the home, and entered the back yard through a side gate. Tr.
Officer Barleen estimated that he had responded to
approximately 30 to 45 police callouts in the area near 1504
Adams Avenue during the year preceding the incident. He
described this area as having one of the “higher”
crime rates in Roswell. Tr. at 13-14.
Officer Barleen found it suspicious that at such an early
hour, in an area of Roswell known for high crime rates, with
the vehicle parked askew, the Defendant bypassed the
home's front door and entered the back yard through a
closed gate. See Tr. at 68-69.
Officer Barleen then pulled his patrol unit forward and
parked behind the parked sedan to monitor where the driver
was proceeding and to read the vehicle's license plate.
See Tr. at 14, 18, 20.
Officer Barleen pulled forward, he observed Defendant walk
past the side door and proceed around to the back of the
house. Tr. at 19.
Officer Barleen's patrol car was blocking the driveway
for about ten seconds. No one was in the vehicle's driver
seat during that interval. Once Officer Barleen had
determined the Lincoln's license plate number, he pulled
his patrol unit back (north) and parked where his car was not
blocking the driveway. Tr. at 20-21.
Officer Barleen parked his vehicle, he activated a video
camera attached to his headband to record his interactions
with the public. See Tr. at 16-17; Pl.'s Ex. 1.
soon as Officer Barleen parked north of the driveway, the
Lincoln's front passenger, later identified as Ricky
Riley, exited the Lincoln and approached Officer
Barleen's patrol unit.
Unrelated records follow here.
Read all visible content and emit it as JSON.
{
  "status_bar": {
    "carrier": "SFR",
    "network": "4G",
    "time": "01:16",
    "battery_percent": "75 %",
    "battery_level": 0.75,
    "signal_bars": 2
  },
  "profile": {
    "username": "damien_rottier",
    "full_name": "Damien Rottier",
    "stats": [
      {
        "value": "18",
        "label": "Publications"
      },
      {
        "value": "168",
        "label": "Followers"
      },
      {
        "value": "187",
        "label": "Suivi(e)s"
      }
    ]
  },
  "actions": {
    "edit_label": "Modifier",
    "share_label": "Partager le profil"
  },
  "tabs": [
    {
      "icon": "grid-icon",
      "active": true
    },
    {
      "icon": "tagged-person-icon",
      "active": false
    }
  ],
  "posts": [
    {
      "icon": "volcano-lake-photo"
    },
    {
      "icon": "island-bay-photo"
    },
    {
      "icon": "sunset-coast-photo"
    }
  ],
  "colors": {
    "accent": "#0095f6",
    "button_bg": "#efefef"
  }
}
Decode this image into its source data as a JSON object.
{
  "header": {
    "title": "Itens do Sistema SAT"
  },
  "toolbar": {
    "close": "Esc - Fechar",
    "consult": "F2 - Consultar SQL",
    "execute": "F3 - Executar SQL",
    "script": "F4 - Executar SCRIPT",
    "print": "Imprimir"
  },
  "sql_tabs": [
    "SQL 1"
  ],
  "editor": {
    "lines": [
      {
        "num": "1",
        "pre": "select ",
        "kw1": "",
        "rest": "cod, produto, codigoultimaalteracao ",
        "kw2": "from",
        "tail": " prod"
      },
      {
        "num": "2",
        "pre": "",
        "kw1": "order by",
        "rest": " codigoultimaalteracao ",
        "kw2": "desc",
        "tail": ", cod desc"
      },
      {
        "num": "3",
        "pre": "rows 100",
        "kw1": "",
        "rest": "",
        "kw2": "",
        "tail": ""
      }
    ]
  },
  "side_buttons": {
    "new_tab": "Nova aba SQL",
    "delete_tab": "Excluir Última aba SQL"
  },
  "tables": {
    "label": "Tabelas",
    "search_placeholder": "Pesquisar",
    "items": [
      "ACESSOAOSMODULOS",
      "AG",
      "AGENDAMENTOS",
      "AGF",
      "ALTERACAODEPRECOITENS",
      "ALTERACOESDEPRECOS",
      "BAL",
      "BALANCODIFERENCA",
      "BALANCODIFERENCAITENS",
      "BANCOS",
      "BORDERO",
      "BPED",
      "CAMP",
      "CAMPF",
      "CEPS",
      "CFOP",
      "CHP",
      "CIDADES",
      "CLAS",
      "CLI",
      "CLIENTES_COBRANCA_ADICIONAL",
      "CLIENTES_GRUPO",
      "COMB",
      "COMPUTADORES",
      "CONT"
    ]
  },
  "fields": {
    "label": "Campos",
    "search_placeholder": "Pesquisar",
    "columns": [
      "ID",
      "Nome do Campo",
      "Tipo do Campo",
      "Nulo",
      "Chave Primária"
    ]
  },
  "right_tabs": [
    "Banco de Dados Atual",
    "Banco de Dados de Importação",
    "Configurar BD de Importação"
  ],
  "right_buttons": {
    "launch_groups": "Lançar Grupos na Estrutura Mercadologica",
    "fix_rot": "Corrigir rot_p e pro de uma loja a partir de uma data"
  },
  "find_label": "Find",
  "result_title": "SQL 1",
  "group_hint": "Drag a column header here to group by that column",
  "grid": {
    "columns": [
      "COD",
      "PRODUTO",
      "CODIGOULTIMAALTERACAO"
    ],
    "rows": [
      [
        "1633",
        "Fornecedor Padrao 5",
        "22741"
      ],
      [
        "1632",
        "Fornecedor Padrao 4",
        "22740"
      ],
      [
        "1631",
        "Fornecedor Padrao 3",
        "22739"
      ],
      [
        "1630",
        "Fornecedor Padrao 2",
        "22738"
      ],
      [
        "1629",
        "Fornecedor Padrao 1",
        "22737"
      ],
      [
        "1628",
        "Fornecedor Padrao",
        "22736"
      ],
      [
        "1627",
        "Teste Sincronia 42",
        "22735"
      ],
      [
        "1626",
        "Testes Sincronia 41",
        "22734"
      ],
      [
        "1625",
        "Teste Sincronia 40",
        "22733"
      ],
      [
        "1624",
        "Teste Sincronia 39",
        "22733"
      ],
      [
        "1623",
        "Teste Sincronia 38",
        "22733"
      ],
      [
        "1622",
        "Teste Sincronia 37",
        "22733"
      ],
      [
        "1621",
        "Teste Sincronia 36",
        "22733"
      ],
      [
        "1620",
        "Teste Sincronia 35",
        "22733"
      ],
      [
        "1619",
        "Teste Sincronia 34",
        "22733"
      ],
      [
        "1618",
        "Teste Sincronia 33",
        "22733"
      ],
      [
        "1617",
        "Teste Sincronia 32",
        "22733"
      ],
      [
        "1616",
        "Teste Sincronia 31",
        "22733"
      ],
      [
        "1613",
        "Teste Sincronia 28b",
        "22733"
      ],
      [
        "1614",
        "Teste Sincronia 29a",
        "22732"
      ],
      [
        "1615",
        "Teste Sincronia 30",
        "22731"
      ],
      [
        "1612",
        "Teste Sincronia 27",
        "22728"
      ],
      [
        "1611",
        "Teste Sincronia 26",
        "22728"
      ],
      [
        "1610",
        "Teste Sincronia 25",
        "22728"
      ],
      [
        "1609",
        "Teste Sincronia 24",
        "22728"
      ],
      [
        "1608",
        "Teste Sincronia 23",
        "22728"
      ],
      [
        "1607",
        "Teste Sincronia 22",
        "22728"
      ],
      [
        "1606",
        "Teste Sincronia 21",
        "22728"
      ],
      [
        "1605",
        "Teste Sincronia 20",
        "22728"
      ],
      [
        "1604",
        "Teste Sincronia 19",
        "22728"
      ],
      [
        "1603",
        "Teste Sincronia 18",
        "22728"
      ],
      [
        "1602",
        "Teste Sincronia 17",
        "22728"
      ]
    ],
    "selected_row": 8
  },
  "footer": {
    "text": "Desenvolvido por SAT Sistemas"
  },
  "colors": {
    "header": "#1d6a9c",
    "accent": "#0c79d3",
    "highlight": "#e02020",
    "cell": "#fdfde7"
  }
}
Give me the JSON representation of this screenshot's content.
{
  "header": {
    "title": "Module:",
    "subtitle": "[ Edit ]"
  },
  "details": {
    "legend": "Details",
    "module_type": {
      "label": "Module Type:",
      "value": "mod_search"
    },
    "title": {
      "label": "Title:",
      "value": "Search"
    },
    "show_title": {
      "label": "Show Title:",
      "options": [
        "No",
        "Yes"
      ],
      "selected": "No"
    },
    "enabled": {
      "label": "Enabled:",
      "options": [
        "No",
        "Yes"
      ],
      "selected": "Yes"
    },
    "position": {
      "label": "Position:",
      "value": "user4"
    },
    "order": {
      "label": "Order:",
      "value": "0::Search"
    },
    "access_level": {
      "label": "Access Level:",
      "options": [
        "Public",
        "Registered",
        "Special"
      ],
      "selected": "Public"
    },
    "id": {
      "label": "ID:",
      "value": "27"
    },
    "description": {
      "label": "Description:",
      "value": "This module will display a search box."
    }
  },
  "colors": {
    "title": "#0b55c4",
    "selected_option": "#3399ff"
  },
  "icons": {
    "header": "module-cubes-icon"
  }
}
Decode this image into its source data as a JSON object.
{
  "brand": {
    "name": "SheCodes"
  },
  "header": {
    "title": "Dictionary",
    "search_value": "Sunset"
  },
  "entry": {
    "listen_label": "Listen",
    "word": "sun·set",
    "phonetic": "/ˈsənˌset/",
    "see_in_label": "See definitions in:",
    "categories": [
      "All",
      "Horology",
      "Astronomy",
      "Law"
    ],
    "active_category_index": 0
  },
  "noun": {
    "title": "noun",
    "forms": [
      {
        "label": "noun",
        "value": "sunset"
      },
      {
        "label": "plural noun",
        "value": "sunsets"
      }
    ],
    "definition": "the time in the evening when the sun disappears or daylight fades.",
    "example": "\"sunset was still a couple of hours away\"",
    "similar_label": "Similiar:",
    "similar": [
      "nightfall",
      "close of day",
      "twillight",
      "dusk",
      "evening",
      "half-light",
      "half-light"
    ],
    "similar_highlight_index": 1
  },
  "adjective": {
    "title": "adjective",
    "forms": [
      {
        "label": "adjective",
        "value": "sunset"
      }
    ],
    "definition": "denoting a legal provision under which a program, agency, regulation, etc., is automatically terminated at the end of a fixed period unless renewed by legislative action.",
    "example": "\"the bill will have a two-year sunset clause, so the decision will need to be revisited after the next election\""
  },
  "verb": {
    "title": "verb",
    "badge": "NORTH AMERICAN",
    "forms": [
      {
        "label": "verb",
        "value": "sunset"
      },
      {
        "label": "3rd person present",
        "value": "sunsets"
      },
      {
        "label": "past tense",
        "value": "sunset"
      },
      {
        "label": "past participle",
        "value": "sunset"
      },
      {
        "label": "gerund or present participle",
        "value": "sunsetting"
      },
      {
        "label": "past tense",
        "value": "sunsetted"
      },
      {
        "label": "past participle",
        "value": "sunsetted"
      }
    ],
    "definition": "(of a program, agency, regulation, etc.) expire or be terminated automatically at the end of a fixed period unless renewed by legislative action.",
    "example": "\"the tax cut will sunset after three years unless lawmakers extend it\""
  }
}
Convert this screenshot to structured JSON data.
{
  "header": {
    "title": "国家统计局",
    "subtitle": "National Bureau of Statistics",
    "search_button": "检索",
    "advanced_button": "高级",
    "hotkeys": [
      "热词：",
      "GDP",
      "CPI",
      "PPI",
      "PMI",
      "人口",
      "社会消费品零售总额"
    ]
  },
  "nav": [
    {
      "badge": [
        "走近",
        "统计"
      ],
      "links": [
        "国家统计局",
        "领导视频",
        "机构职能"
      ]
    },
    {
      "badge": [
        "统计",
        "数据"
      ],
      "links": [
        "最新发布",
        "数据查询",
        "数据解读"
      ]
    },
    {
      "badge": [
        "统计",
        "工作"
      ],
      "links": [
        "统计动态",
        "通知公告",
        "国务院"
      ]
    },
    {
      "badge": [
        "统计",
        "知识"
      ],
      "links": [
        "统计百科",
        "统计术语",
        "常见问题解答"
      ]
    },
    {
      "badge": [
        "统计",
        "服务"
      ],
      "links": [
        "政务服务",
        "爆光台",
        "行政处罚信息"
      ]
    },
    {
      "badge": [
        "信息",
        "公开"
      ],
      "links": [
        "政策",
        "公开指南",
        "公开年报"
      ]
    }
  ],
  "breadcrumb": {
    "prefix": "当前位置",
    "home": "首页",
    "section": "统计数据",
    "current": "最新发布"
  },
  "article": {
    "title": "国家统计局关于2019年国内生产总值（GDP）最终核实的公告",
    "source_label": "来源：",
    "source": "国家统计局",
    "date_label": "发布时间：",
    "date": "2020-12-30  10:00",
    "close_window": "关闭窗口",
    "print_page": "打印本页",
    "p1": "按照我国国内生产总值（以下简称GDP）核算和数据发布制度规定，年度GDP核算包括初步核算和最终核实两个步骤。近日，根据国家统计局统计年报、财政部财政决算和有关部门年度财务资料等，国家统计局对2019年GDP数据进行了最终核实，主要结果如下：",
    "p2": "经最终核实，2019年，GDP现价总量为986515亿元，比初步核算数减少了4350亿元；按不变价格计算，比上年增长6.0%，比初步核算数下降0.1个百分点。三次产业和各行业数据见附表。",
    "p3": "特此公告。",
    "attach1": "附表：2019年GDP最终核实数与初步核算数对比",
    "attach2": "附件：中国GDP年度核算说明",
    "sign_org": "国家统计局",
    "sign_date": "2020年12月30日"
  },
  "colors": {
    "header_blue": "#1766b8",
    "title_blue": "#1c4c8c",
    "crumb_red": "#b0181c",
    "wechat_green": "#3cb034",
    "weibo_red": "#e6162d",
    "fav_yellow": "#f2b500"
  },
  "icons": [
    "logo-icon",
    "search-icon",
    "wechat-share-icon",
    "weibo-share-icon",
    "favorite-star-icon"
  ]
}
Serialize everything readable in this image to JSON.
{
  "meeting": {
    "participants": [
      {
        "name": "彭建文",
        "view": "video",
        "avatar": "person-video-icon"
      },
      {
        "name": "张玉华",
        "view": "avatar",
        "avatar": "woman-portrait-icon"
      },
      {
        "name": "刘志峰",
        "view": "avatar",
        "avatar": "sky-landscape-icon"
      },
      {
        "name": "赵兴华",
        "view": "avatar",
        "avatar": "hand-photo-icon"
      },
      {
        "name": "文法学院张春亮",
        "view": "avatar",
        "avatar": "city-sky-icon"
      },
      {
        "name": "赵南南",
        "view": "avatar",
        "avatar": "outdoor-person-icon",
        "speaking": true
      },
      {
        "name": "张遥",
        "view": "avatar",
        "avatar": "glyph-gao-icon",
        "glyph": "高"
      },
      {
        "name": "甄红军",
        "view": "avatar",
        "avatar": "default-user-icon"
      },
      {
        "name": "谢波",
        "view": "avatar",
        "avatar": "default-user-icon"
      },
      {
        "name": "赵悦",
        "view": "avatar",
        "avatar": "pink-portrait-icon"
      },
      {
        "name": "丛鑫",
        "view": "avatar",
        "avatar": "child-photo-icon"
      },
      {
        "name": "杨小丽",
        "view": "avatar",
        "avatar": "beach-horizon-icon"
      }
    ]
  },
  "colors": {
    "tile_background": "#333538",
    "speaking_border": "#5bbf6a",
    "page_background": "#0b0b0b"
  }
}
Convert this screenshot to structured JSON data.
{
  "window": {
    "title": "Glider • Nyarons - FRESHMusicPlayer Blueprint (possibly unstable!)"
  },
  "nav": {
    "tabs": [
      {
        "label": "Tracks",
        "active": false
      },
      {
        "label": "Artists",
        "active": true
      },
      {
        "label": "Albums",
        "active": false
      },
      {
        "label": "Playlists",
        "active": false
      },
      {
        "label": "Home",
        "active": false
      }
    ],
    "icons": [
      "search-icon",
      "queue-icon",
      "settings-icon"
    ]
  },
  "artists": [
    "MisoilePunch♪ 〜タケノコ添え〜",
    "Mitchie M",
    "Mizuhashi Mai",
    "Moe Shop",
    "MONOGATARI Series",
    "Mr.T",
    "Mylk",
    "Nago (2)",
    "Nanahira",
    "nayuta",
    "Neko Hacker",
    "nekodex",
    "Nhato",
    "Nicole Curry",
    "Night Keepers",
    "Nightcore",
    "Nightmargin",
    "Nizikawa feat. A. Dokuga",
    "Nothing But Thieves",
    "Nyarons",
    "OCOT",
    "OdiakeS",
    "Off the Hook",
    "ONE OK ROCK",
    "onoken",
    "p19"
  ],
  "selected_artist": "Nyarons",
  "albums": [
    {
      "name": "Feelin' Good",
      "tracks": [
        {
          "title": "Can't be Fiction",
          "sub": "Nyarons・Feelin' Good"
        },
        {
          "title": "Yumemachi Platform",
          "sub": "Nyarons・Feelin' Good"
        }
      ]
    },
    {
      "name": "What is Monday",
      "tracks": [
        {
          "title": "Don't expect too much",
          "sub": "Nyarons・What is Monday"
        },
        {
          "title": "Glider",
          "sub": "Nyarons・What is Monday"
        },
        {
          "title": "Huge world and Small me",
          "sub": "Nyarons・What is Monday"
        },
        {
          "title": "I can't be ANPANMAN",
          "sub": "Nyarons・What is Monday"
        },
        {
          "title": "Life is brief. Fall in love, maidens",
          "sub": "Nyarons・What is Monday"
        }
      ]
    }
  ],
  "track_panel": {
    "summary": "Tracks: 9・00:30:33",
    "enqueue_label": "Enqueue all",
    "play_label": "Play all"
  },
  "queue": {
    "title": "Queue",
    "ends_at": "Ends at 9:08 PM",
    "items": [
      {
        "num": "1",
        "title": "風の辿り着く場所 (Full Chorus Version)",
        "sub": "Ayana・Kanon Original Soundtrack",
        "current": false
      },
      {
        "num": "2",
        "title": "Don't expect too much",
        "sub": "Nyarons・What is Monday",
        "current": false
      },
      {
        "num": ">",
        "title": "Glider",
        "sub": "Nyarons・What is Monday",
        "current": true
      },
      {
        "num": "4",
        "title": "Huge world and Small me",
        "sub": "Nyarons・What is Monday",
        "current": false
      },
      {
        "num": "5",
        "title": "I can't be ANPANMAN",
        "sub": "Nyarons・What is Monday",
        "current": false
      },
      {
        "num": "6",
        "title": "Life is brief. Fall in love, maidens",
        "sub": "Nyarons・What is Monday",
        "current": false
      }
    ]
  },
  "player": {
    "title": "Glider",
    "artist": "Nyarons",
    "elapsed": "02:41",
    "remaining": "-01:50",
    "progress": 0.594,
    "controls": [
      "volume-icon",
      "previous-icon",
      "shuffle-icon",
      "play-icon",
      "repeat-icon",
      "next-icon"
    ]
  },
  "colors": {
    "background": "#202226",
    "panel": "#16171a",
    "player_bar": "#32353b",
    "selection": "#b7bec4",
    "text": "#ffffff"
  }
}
See Tr. at 21.
Officer Barleen testified that it is unusual for someone to
get out of his vehicle and approach a patrol unit. He
testified that occupants of a stopped vehicle sometimes do
that to distract his attention from somebody else on the
scene. Tr. at 22, 89-90.
Officer Barleen then exited his patrol unit and spoke with
Mr. Riley, who could not tell Officer Barleen the address of
the residence. Tr. at 22.
While speaking with Mr. Riley, Officer Barleen observed that
the van parked in the driveway had an open side door. Tr. at
this point, Defendant returned from the back of the residence
and attempted to open the Lincoln's driver-side door. Tr.
at 22; Pl.'s Ex. 1 at 01:00.
Officer Barleen told Defendant not to get back in the Lincoln
and instructed Defendant and Mr. Riley to stand on the
sidewalk, away from the vehicle. See Tr. at 22-23;
Pl.'s Ex. 1 at 01:03.
Officer Barleen asked Mr. Riley and Defendant what they were
doing at the residence and whether either man knew the
address of the residence. Pl.'s Ex. 1 at 00:53-02:23.
Neither Defendant nor Mr. Riley was able to provide Officer
Barleen with the address of the residence. See id.
While questioning Defendant and Mr. Riley, Officer Barleen
told them that they did not “belong [t]here.”
When asked to explain what he meant by this comment, Officer
Barleen testified that he meant that he did not believe they
were authorized to be at that particular property. Tr. at 25;
Pl.'s Ex. 1 at 02:23.
Defendant then told Officer Barleen that they were at the
residence to pick up a friend, Joseph, to take him to work.
Tr. at 71-72; Pl.'s Ex. 1 at 01:19.
When questioned as to why he did not go to the front door,
Defendant told Officer Barleen that Joseph had instructed him
to go to the side door when ...